Which of the lines in the data below contain the string "MovAvg"? Copy each of them.

......

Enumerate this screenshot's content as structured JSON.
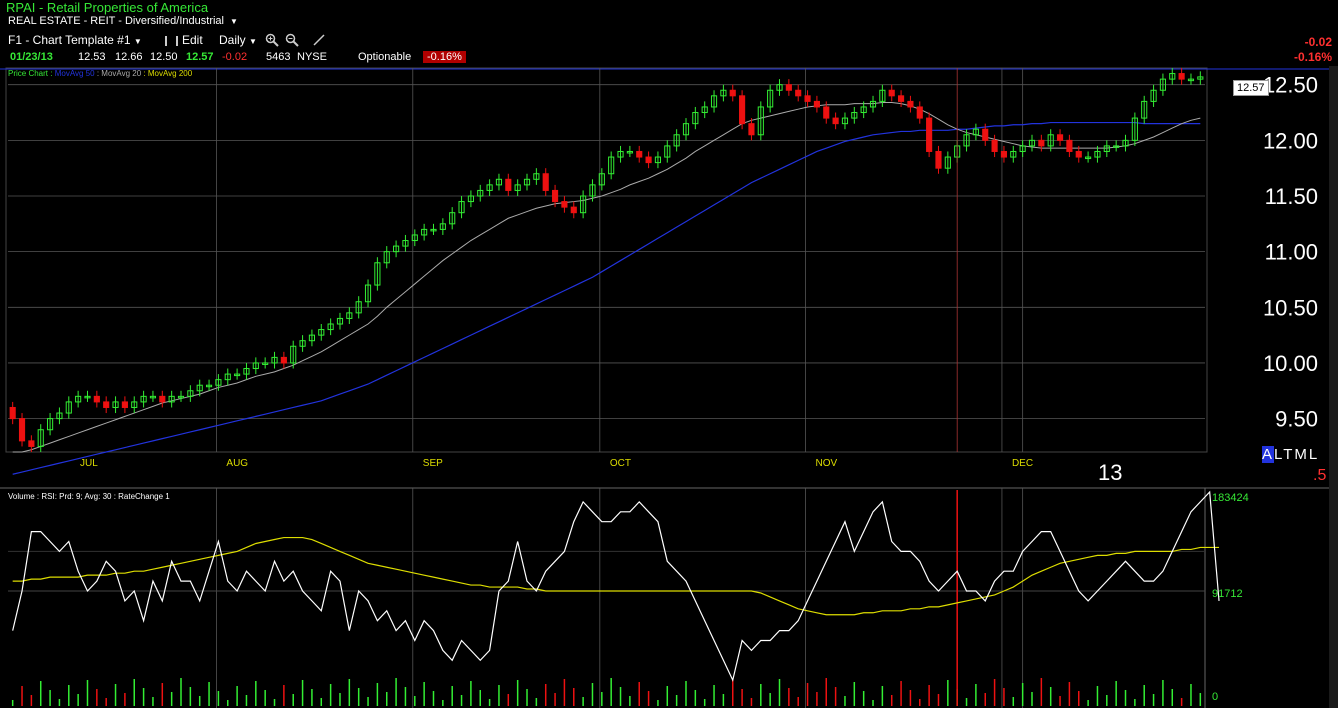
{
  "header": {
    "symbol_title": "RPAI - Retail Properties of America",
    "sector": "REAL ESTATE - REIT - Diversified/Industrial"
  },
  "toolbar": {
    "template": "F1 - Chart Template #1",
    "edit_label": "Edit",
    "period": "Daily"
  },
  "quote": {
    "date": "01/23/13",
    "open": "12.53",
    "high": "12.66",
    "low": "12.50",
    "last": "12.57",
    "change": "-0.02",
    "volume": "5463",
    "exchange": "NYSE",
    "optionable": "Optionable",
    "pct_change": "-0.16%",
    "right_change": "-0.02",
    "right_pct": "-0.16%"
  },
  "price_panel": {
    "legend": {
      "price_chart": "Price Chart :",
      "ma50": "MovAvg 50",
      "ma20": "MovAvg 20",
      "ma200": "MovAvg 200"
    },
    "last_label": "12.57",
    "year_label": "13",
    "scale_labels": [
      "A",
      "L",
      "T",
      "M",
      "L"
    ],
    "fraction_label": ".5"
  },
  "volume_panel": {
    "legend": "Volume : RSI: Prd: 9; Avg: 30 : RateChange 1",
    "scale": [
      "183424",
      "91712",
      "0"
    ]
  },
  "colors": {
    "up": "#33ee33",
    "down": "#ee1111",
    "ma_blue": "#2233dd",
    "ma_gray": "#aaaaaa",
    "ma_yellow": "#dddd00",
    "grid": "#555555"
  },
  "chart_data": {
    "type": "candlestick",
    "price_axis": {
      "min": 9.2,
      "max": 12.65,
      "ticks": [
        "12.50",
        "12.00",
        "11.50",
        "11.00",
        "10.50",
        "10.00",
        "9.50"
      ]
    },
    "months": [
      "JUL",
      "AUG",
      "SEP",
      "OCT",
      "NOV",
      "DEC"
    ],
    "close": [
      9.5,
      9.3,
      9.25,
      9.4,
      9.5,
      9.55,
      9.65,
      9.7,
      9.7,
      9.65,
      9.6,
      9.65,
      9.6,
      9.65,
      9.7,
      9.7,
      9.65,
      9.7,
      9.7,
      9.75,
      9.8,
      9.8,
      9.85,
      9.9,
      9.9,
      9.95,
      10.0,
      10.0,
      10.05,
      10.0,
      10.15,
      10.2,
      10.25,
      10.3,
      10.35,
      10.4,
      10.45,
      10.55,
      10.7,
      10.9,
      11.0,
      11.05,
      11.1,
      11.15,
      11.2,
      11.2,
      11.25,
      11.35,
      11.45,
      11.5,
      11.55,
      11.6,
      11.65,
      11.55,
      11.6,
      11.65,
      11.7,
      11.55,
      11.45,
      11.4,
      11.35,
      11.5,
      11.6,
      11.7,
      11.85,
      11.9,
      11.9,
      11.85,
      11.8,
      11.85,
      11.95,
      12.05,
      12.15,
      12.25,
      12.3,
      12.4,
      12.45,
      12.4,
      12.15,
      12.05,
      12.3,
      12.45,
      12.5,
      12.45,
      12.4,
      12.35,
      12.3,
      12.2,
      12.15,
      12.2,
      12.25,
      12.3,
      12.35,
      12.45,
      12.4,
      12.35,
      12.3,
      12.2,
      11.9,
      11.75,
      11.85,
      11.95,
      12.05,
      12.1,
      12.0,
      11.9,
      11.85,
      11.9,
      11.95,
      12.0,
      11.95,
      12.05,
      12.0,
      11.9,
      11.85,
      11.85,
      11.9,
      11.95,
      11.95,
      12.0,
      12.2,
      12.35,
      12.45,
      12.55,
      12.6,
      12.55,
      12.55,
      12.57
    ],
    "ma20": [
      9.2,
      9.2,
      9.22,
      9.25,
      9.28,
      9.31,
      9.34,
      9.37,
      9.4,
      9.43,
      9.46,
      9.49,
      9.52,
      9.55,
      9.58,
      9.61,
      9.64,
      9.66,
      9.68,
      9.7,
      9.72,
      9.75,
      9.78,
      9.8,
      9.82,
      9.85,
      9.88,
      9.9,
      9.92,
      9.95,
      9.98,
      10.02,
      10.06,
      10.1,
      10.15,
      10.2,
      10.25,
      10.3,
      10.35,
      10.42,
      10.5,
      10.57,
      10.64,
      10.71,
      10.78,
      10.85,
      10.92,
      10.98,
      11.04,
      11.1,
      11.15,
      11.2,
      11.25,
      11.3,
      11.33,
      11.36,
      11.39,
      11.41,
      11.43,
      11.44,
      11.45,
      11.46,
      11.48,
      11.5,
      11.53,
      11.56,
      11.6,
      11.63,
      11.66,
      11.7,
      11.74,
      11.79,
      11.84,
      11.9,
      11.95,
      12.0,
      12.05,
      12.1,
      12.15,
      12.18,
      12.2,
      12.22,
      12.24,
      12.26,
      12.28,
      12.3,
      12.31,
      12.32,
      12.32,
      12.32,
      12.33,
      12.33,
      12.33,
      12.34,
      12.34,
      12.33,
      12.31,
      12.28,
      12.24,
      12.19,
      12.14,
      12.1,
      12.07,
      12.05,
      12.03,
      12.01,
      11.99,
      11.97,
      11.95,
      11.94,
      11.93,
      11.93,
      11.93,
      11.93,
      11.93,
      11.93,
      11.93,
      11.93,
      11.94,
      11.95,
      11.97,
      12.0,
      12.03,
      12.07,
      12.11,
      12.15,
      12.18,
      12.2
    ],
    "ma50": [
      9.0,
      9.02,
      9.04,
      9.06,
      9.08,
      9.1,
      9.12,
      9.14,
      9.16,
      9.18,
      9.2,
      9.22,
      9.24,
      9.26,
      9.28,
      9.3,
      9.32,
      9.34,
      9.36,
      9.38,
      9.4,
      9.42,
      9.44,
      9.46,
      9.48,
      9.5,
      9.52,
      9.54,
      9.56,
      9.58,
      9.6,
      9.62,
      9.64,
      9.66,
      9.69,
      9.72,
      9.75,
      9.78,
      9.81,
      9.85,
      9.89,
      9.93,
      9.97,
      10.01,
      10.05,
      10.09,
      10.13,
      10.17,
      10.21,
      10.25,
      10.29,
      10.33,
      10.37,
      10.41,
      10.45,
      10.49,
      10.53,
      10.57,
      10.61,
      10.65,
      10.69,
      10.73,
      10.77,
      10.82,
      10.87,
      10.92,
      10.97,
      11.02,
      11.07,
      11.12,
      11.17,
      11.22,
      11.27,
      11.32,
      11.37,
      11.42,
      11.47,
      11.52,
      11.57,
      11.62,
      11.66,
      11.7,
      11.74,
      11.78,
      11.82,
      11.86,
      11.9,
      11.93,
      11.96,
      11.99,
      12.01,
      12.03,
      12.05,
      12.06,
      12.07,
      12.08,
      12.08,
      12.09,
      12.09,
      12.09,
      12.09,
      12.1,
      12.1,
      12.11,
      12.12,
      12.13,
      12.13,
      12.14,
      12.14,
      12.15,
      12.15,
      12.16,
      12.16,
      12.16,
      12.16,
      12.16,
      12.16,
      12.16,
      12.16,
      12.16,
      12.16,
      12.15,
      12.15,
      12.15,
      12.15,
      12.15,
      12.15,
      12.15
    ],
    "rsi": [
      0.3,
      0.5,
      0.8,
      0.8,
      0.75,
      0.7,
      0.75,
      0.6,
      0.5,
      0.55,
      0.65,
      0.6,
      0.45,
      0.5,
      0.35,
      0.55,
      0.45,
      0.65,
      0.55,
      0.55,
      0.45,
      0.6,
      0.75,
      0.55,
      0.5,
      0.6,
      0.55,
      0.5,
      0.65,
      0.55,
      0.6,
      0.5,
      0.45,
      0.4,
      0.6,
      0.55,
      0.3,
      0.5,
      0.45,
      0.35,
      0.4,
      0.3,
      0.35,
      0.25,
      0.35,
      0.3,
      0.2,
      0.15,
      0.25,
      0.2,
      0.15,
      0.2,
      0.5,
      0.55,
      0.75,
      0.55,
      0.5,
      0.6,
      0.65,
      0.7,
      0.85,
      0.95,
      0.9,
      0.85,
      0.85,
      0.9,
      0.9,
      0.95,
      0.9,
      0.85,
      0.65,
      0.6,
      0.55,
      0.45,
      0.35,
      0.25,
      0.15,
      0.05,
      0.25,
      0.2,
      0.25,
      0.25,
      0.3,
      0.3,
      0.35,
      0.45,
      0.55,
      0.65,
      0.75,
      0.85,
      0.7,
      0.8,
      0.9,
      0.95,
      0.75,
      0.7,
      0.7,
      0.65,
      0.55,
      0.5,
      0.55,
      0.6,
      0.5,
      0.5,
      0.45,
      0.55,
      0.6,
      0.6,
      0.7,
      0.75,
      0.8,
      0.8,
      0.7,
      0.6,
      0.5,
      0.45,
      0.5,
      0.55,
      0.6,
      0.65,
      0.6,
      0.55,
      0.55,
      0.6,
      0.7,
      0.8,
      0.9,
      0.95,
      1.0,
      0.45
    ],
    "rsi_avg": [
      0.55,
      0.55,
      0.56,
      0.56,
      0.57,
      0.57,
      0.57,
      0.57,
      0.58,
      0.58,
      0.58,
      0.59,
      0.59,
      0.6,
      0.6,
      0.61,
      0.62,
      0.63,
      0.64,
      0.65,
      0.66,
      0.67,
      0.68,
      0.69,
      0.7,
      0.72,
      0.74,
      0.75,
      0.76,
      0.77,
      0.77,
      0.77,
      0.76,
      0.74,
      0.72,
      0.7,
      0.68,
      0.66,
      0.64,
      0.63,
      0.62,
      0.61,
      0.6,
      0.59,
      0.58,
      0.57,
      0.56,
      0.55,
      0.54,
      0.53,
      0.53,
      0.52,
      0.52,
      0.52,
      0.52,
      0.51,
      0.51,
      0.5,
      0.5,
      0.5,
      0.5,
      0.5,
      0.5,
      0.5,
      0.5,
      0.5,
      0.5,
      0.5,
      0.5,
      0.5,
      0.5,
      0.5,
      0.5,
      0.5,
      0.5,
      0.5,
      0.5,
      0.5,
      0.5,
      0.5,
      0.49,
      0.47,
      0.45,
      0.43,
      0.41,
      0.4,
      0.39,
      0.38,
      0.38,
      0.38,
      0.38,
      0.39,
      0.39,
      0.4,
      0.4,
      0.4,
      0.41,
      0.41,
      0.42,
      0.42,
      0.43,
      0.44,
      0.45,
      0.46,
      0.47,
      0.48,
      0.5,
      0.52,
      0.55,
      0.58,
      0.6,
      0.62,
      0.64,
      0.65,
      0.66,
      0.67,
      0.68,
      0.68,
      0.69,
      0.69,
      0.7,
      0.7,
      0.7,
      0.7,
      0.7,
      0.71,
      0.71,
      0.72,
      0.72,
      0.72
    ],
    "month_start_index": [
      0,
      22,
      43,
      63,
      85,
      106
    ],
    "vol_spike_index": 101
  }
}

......

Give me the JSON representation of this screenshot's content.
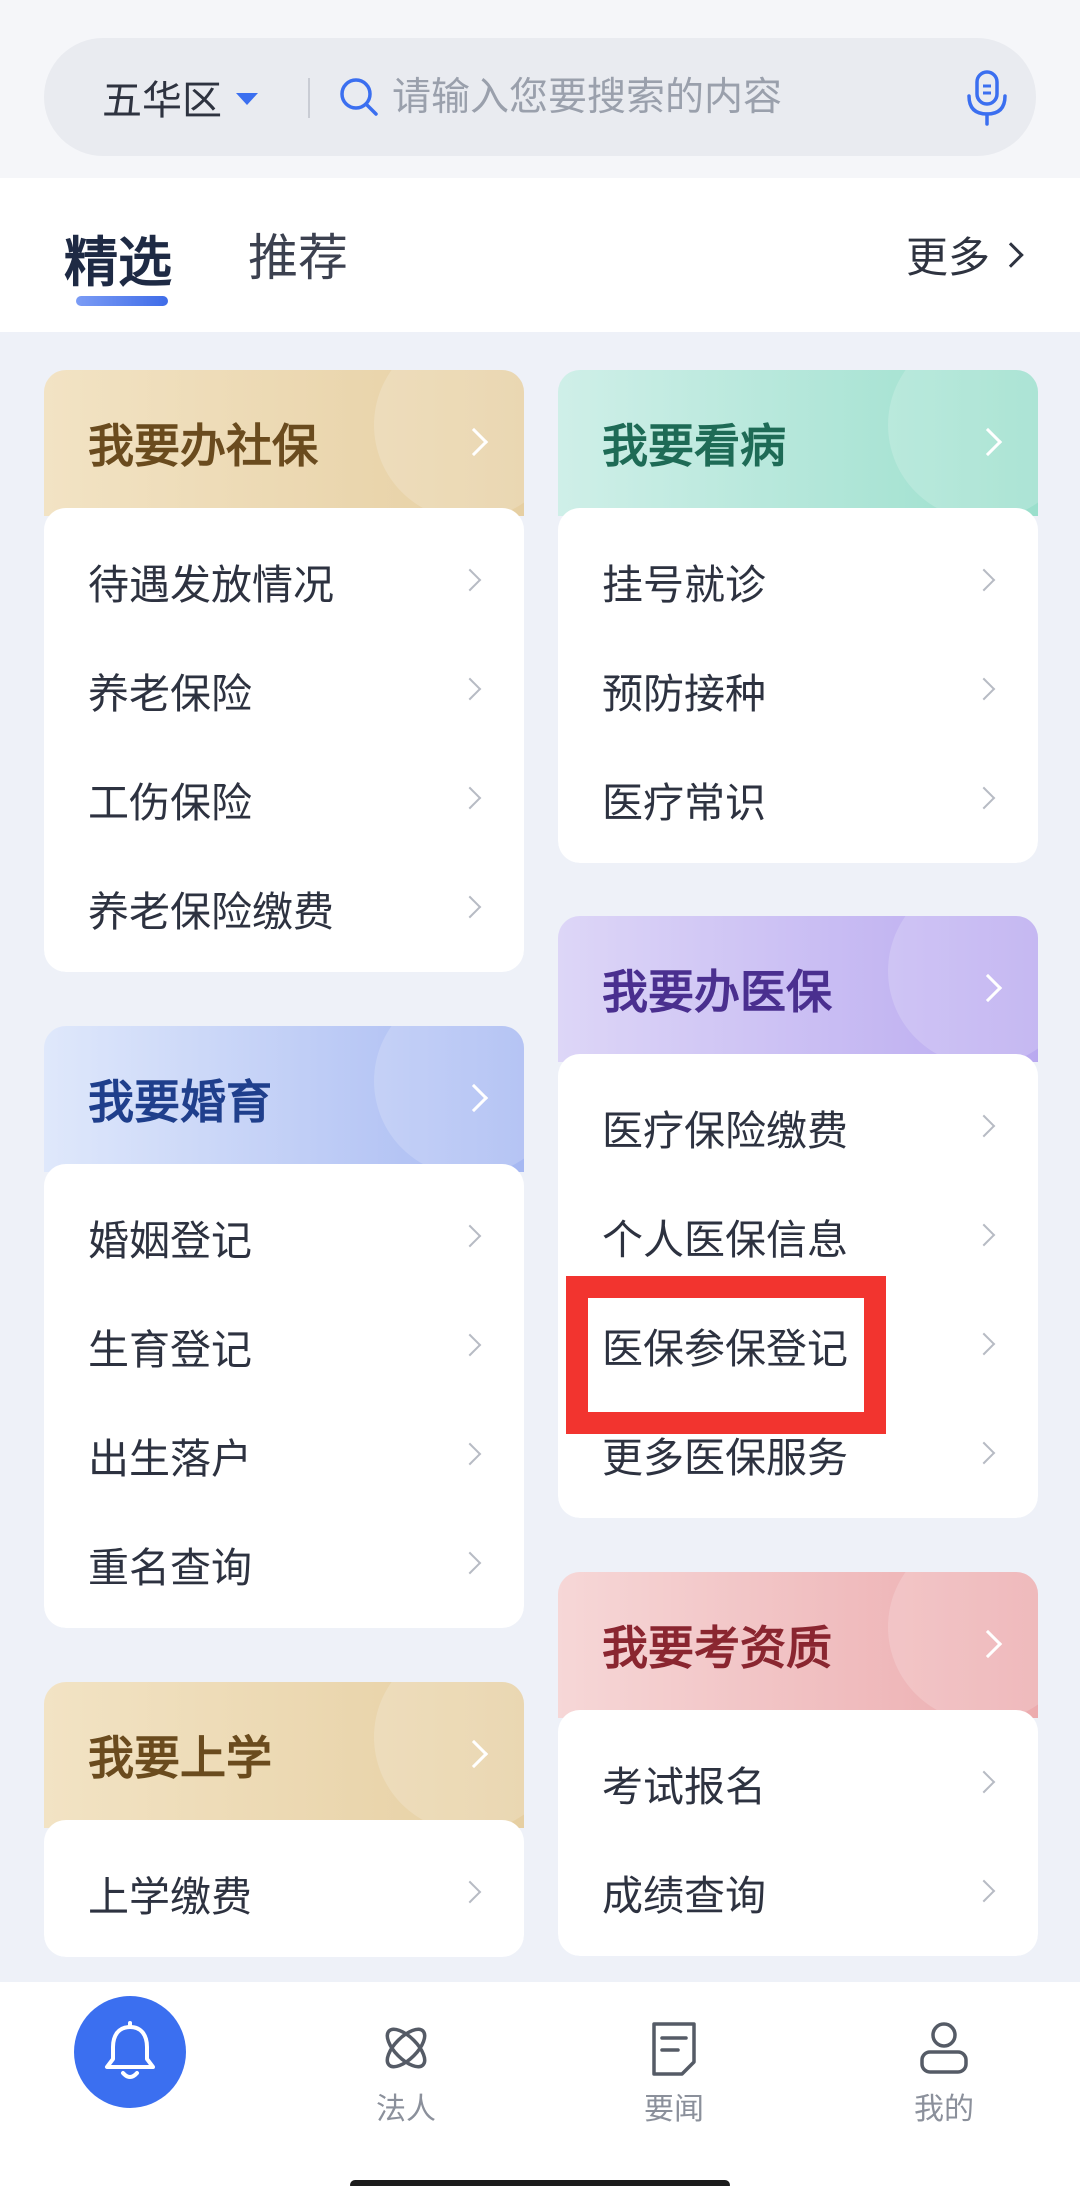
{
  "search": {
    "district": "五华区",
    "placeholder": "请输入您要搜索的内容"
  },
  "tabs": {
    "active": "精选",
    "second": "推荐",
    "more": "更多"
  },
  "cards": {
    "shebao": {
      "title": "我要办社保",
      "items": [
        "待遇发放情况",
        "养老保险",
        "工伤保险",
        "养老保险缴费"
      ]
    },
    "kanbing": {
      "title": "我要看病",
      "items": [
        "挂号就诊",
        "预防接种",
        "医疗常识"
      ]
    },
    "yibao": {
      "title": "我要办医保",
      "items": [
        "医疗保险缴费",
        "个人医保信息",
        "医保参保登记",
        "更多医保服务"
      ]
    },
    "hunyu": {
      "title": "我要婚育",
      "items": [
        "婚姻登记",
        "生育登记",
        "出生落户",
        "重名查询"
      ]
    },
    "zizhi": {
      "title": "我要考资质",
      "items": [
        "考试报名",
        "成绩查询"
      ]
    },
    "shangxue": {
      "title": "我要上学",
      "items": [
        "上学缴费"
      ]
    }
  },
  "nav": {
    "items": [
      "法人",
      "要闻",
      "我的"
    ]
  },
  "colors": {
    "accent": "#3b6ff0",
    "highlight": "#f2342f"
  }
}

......

THE COMPLETED TASK
      "ma50": "MovAvg 50",
      "ma20": "MovAvg 20",
      "ma200": "MovAvg 200"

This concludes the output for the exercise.